They all assume it was an outsider. The manor grounds include the Cheverell Stones, an ancient circle of 12 rocks similar to Stonehenge. Sharon is happy to repeat the story of the local woman who was burned at the central stone after villagers accused her of being a witch in 1654.
Oh, there are plenty of elements here. And plenty of lies or half-truths. As Dalgliesh and his team question the group, they sense almost every one has something to hide, whether it concerns the murder or not.
James is a master of setting, using weather to establish a mood or describing how furniture makes a room look clinical and cold.
She doesn’t linger describing her characters, but tells much. We know chef Dean Bostock has talent and ambition, and his wife, though an excellent pastry chef, is nervous and timid, holding him back from his dreams.
We never get to know much of Rhoda. Even her mother doesn’t know much about her, and she seems to have few friends.
What’s new in this novel is Dalgliesh’s planned marriage to professor Emma Lavenham. And Kate, who’s recently ended a relationship with her former colleague, Piers Tarrant, is feeling a little lonely, for once.
Dalgliesh hints that their specialized murder squad will soon be disbanded and he has tough choices about his career.

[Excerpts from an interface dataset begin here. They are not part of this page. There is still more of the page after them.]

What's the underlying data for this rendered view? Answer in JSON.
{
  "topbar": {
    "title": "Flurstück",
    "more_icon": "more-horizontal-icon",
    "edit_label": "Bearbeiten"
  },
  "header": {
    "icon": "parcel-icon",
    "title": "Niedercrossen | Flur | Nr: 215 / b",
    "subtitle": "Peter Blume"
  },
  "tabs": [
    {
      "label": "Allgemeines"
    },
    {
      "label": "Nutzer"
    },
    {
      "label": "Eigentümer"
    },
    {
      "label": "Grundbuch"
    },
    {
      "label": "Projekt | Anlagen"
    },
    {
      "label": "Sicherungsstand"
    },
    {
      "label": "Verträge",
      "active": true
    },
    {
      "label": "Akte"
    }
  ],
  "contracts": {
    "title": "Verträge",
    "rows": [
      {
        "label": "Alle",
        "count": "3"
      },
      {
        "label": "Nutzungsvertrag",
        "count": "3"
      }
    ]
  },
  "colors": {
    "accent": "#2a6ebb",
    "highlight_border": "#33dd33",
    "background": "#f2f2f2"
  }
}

There’s change in the air, and this time not just for those involved ó willingly or not ó in the murder.
What sets James apart is her emphasis on the consequences of murder. Chandler-Powell has effectively lost his private clinic and may even lose regular patients. Everyone in the manor stands to lose a job ó perhaps the manor itself.
A second murder is committed and the detectives almost immediately realize who the suspect in Rhoda’s murder is. The problem ó not a shred of physical evidence. Dalgliesh is frustrated and feeling powerless as the puzzle pieces fall together.
And then a terrifying event happens that leads to the climactic conclusion.
After that, James spends time wrapping up the loose ends. Bonds form in unexpected places. Plans for the future seem promising, and it looks as if Kate and Dalgliesh will find what they are searching for.
“He drove westwards from Bournemouth until, taking the coast road, he found a place where he could stop the car and look out to sea over Poole Harbour. In the last week, his mind and energies had been occupied only with the deaths …, but now there was his future to face. Choices had been placed before him, most of them demanding or interesting, but until now he had given them little thought.”
Is this the end? Is James, who is 88, quietly saying goodbye and telling her fans their favorite detectives can live happily ever after?
This column was published April 13, 2008. Carolyn McIntyre called 911 and said her granddaughter had been shot. “Please hurry... read more